Jon Stewart, Stephen Colbert Downplay Benghazi Response, Attack Critics Instead

One of the unwritten rules of comedy is to always attack the people in power. Apparently, that concept has mostly eluded Comedy Central's Jon Stewart and Stephen Colbert, who have staunchly defended the reaction by President Barack Obama and his administration to the death of four Americans in the U.S. consulate in Benghazi, Libya, on Sept. 11, 2012.

Instead, the hosts of “The Daily Show” and “The Colbert Report” have, on a regular basis, harshly criticized Republicans and other critics of the Democrat in the White House.

During Stewart's program on Thursday, Feb. 20, he hammered GOP senators John McCain of Arizona and Lindsey Graham of South Carolina for their “hyped-up outrage” over Benghazi that led both to support holding up Chuck Hagel‘s nomination for secretary of defense in order to get answers.

Turning to McCain, the host asserted:

Blocking a secretary of defense nominee who has absolutely nothing to do with the target of your current rediscovered outrage at American deaths overseas whilst also copping to maybe a little personal payback is the antithesis of your stated 2008 campaign slogan, “Country First.”

In addition, the liberal comedian challenged the senators' claim that United Nations ambassador Susan Rice wasn't fit to serve as secretary of state because she stated on several Sunday morning talk shows that the fatal riot in Benghazi was caused by an anti-Muslim video on the YouTube website.

However, three months later, Stewart grilled Susan Rice, asking her why she gave out false information just days after the deadly incident.

Rice responded:

I shared the best information that our intelligence community had at the time, and they provided the talking points that I used.
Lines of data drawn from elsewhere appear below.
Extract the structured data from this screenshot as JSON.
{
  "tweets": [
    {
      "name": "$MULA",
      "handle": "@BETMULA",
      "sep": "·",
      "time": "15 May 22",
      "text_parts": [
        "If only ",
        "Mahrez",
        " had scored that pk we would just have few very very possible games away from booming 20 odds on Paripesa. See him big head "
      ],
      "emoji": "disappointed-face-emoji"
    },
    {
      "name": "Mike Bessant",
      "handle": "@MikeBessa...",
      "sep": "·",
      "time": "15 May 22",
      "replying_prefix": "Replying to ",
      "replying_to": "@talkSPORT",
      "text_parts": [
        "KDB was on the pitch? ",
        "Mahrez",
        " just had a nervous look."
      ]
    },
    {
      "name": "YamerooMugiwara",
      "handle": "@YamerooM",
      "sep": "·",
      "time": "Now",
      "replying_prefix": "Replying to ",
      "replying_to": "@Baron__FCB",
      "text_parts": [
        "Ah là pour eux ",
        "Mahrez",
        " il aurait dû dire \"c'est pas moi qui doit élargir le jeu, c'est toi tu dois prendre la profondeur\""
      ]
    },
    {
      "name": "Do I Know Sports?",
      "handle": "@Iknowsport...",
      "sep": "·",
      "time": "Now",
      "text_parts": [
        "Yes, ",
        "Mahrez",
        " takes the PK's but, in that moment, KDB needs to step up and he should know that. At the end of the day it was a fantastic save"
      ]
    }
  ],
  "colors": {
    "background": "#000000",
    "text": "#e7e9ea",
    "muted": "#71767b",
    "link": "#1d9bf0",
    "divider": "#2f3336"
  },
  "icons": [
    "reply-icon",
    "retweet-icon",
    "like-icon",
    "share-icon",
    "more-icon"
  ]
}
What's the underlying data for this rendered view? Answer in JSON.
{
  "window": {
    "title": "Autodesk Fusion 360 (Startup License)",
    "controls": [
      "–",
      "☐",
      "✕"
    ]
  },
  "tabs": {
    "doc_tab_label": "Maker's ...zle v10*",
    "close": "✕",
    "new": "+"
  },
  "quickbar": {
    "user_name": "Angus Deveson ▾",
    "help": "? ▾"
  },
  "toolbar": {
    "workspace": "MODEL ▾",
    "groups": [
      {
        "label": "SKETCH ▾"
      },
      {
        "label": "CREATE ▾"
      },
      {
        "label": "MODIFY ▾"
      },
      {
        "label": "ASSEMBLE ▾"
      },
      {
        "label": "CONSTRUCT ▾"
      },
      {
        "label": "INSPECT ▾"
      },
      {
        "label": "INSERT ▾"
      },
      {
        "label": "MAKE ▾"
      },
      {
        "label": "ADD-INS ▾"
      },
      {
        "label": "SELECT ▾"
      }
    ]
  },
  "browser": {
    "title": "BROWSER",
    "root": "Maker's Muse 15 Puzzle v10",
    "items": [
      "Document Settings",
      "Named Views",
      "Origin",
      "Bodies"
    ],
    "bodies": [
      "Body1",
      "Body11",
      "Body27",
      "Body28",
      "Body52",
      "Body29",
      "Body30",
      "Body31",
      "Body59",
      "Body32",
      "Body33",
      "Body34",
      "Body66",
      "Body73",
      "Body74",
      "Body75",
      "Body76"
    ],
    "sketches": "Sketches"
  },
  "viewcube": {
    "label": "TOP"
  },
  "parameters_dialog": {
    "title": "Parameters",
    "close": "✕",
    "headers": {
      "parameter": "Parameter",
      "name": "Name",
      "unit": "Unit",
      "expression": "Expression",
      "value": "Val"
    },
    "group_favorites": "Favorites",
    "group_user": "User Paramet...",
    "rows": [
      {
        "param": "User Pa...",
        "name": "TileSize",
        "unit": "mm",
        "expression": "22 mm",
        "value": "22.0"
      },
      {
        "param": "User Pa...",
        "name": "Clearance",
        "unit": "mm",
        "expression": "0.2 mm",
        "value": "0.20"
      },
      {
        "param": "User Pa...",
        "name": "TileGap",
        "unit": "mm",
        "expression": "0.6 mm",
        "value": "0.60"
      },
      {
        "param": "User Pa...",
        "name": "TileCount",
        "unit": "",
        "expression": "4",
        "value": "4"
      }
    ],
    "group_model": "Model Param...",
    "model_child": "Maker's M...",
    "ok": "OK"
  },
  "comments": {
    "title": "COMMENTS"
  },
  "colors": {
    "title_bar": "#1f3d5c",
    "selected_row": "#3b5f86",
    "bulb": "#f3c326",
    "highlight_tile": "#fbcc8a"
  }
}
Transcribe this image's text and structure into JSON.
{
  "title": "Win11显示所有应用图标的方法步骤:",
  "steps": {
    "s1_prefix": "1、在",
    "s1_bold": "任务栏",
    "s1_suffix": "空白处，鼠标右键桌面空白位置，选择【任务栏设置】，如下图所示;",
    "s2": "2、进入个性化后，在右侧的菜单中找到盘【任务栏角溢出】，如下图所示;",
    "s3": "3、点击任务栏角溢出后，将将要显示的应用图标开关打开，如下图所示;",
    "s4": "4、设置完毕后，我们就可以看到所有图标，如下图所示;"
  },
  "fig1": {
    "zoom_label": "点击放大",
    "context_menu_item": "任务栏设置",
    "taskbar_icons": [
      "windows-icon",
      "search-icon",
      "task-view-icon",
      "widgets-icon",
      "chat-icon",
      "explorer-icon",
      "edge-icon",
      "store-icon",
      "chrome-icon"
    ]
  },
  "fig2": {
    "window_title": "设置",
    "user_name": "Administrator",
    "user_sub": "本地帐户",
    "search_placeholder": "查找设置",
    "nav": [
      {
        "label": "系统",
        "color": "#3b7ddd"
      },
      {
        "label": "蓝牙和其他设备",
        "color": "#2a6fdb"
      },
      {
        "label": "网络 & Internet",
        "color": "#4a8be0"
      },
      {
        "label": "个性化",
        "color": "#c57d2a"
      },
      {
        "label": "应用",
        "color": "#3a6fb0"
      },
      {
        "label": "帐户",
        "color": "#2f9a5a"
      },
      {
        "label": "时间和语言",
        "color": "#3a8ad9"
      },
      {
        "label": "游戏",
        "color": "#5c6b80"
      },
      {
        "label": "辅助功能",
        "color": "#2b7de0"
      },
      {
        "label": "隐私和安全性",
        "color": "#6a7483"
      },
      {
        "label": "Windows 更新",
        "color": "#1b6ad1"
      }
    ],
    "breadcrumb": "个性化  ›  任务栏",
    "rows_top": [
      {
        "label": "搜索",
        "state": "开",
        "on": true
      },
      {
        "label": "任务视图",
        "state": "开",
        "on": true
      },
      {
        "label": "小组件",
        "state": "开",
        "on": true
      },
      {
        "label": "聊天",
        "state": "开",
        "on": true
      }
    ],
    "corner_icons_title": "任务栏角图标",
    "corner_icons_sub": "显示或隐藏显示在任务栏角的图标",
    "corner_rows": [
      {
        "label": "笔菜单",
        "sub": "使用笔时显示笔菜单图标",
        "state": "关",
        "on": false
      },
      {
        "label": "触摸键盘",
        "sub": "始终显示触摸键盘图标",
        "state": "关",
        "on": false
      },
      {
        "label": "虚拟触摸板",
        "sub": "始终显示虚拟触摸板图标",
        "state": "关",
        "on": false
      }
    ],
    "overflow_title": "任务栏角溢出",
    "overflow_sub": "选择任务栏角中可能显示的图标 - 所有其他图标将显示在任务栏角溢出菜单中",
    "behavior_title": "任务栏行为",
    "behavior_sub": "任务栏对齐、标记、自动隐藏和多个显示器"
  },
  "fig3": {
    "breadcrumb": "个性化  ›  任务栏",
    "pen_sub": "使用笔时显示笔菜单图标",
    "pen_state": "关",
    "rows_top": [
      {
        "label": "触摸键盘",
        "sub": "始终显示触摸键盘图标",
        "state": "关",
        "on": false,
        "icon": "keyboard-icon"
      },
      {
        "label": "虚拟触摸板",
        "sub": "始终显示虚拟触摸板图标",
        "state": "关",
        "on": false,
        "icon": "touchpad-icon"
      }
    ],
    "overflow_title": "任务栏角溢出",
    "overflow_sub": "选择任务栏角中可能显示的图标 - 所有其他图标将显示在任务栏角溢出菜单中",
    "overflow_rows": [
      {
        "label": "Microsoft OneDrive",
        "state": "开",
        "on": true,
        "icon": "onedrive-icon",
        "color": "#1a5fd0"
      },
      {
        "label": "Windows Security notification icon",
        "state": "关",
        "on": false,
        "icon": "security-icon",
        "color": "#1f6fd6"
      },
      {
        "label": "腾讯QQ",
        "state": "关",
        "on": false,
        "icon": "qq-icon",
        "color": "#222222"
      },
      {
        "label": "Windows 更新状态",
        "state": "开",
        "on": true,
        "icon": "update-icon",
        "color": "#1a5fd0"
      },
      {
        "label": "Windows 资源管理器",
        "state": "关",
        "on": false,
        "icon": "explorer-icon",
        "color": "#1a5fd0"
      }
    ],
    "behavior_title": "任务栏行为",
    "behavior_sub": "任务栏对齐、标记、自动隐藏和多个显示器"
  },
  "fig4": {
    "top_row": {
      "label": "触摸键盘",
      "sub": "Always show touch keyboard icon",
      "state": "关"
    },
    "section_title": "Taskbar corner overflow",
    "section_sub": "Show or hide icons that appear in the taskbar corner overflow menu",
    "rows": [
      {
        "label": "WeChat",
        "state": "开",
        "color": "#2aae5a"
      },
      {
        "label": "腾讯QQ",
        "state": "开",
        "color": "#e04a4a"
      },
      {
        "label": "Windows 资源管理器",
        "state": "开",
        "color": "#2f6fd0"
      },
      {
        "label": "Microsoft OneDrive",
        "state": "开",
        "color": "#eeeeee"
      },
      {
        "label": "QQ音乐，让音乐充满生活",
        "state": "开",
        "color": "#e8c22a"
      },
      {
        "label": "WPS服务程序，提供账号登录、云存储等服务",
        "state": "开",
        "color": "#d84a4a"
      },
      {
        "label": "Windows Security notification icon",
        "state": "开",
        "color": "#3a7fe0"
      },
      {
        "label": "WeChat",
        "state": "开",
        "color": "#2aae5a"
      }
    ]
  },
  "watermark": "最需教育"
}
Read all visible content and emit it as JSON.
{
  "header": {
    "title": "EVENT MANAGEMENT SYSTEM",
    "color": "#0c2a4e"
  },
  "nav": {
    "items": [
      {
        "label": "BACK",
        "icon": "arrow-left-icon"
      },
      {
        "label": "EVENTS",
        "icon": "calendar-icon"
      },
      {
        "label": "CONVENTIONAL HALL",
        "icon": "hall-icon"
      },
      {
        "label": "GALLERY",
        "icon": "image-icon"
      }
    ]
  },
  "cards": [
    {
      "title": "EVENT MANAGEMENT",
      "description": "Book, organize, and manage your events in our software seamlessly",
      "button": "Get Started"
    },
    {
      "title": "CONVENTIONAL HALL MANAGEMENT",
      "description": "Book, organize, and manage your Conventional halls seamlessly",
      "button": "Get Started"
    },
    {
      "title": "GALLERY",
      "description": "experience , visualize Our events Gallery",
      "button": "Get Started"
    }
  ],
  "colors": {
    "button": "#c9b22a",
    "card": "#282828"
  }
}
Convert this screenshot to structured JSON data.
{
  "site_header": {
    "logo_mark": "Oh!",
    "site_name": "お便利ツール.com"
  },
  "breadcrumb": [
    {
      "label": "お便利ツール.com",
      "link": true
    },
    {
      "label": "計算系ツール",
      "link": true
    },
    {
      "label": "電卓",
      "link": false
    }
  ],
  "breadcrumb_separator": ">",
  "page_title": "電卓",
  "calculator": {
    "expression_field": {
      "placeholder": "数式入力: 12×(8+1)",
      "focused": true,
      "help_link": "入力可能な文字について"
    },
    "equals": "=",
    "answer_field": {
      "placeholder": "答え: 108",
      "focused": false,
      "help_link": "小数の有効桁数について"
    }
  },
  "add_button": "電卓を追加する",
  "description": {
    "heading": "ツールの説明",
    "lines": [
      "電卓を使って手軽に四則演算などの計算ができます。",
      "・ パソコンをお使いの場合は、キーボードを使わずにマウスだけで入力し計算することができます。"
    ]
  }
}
And they were wrong in one respect, we learned subsequently, and that is that there wasn’t in fact a protest.

While the discussion was heralded as the liberal host taking on another member of the Democratic Party, the truth is that Rice was no longer being considered for the cabinet post, so the interview had little impact.

In addition, President Obama has been a frequent guest on “The Daily Show.” During an appearance on Oct. 18, 2012, Stewart asked mainly softball questions, including:

I would say and even you would admit it was not the optimal esponse -- at least to the American people as far as all of us being on the same page.

Obama responded: “If four Americans get killed, it is not optimal, and we are going to fix it, all of it.”

Regarding the false information distributed by Susan Rice, the president noted:

The truth is that information comes in, folks put it out throughout the process, people say it is still incomplete. What I was always clear about was we are going to do an investigation and figure out what happened.

Meanwhile, Colbert has been distributing his own brand of liberalism, which included him speculating on the Fox News Channel's coverage of the whistleblowers' testimony on Wednesday

Since the attack first happened last September, Fox has been “doggedly” pursuing the investigation to uncover “how the administration blew it, when they blew it, why they blew it, and how they will continue to have blown it."

“This is the best possible kind of political story," he added. "We have no idea what’s in it, and it’s going to be explosive. It’s the Taco Bell of breaking news!

As NewsBusters previously reported, Colbert joked about his duties as host by stating: "I just say the opposite of whatever Rachel Maddow says."

And in case there was any doubt about Colbert's political philosophy, he campaigned for his sister, liberal businesswoman Elizabeth Colbert Busch, when she ran in a special election in South Carolina on May 7.

Despite the comic's best efforts, she lost the seat to former Republican governor Mark Sanford, who was forced to step down in 2009 when he admitted to a scandalous relationship with a woman from Argentina.

Also on Wednesday, Fox News Channel contributor Peter Johnson, Jr., singled out the two Comedy Central hosts as part of “the political entertainment media” that dismissed the seriousness of the Benghazi scandal.

The issue became “shield the administration from the harm,” Johnson said. “Shield the administration from being discredited and, at the same time, discredit the journalists who are involved with that story.”

“The question is: How many questions do we have to ask before voters forget President Obama killed Osama bin Laden?” asked Colbert in 2012 to cheers from his studio audience.

“And that was the meme,” Johnson declared. “Today, the American people are going to begin to hear the truth of what happened in Benghazi. And the media’s been hiding all these eight months.”

Several years ago, comedian Steve Martin said that “comedy isn't pretty.” It apparently isn't "fair and balanced” when it comes to discussing Democrats either.

Comedy Central Journalistic Issues Jon Stewart Lindsay Graha Stephen Colbert John McCain